Trumka in Ohio: Fix trade pact
Richard Trumka | AFGE

CLEVELAND – Speaking to some 200 union activists here June 18, AFL-CIO President Richard Trumka called for renegotiation of the U.S.-Mexico-Canada trade agreement to stop the ongoing tidal wave of plant closings.  The shutdowns unleashed by the 1994 North American Free Trade Agreement (NAFTA) have continued as recently as last March when General Motors closed its auto assembly plant in Lordstown, Ohio. Trumka said NAFTA has caused elimination of almost one million jobs, destroying the lives of workers and their families, who lost homes, wages, pensions and  their entire way of life as communities were disrupted across the land.

U.S. corporations, driven by greed for higher profits, often relocated plants to Mexico where U.S. companies pay little or no taxes, workers are paid much lower wages and goods they produce are exported to the U.S. without tariffs.

“NAFTA didn’t fail,” Trumka said.  “It did precisely what it was designed to do — make corporations rich at our expense.”

The new agreement, signed by trade representatives of the three countries at a meeting in Buenos Aires last November would continue this process unless corrections are made, Trumka warned.

He said the new agreement has some improvements over NAFTA, but has three major loopholes that, unless closed, would be deadly to American workers.

They include serious problems regarding “protectionist contracts,” arbitration panels and entry of goods produced in violation of the agreement.

“Protectionist contracts,” he said, refers to Mexico’s policy of attracting foreign companies by maintaining low wages. Trumka cited the example of Nabisco, which closed five plants in the U.S. and two in Canada in 2016 shifting production to a giant complex in Mexico where wages are less than $2 an hour. Under the new agreement, Mexico has agreed to eliminate these contracts and set much higher wages, but, as yet, has no laws or procedures for enforcing those standards.

The second problem concerns the fate of disputes over implementation of the agreement.  These would go through a process, Trumka said, but would ultimately be decided by a panel of representatives of each country and would require their unanimous consent.  Without that,  disputed practices would continue with no time limits.

Finally, the entry of goods problem means that the U.S. could not stop importation of goods produced in violation of the agreement at the border.

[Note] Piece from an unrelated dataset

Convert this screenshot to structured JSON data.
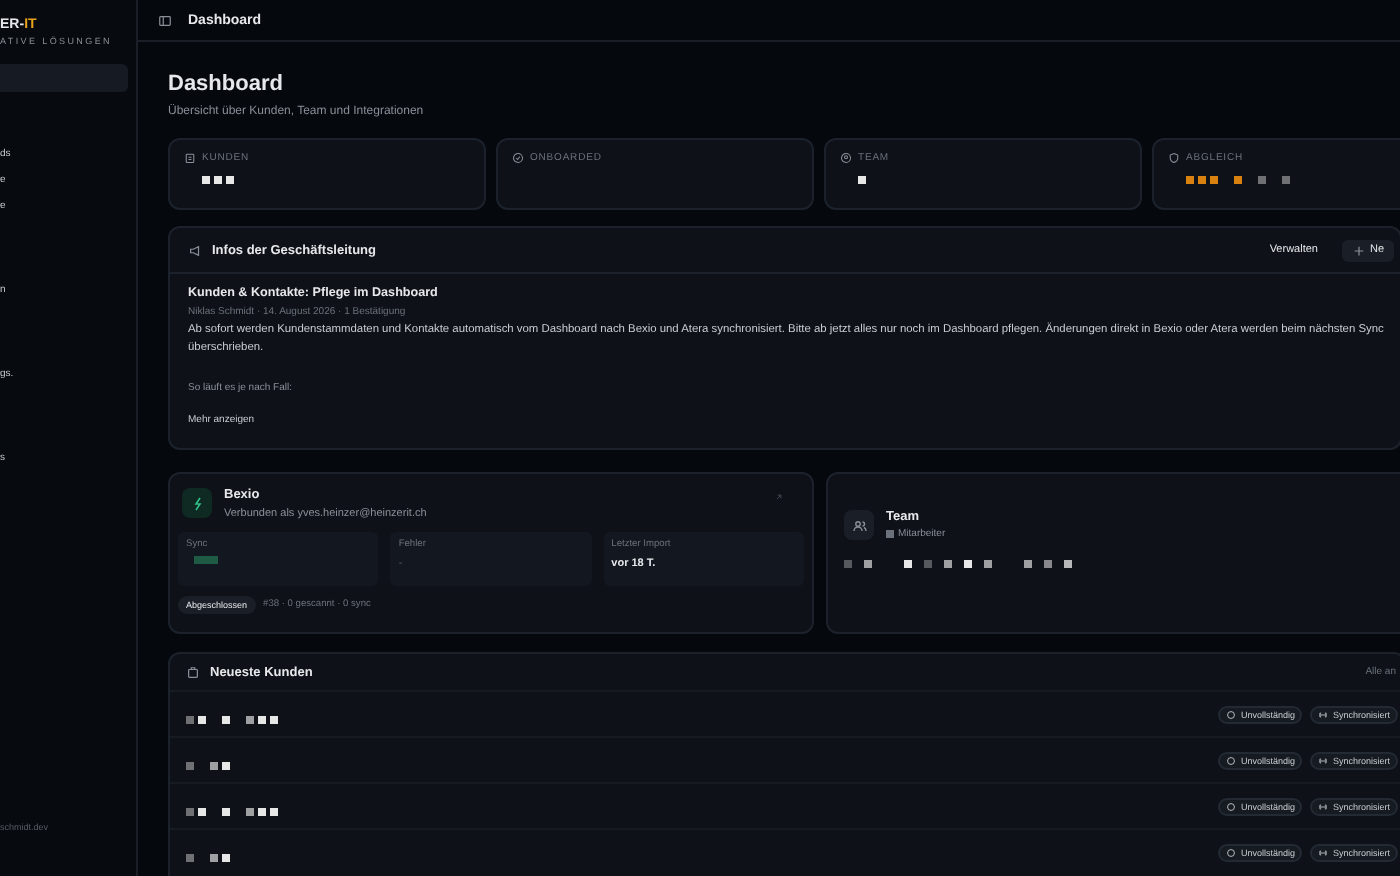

Trumka charged the Trump administration and corporate interests have mounted a multimillion-dollar campaign to rush the new agreement through Congress, which must ratify it for it to go into effect.  Trumka expressed hope it can be blocked. House Speaker Nancy Pelosi, is standing with labor, he said, and refusing to allow any vote until the agreement is fixed.  The AFL-CIO has launched a petition drive to back this up. The online petition can be accessed simply by texting TRADETOUR to 235246.

Trumka’s speech was part of a tour through cities in Pennsylvania, Ohio and Michigan, highly industrialized states, that were especially impacted by NAFTA.

Following his remarks, workers came to the microphones to underscore the seriousness of the problem.  Mark Granakis, former president of Steelworkers Local 979, at Arcelor-Mittal in Cleveland spoke of the human suffering that lies behind the statistics., including broken marriages, drug addiction and suicides.

Mark Payne, President of United Auto Workers Local 1250 at Ford in suburban Brook Park, said his plant, which had 14,000 workers before NAFTA and not employs only 1600, was “the poster child” for the impact of bad trade policies.

Chucky Denison, formerly employed in Lordstown, said his city had been “decimated” by the plant closure and urged that workers “get behind Bernie Sanders” for President.

Trumka said trade policy is not the only challenge workers face .

“We have to change tax and labor laws as well.”  He said the Presidential candidates must all be asked, not only where they stand on the trade pact, but also on the PRO ( Protecting the Right to Organize) Act, which would abolish so-called “Right-To Work” laws and guarantee workers freedom to form unions without employer interference.

“If the candidates don’t stand with us on both measures, just walk away and support someone who does.”


Rick Nagin
Rick Nagin

Rick Nagin has written for People's World and its predecessors since 1970. He has been active for many years in Cleveland politics and the labor movement.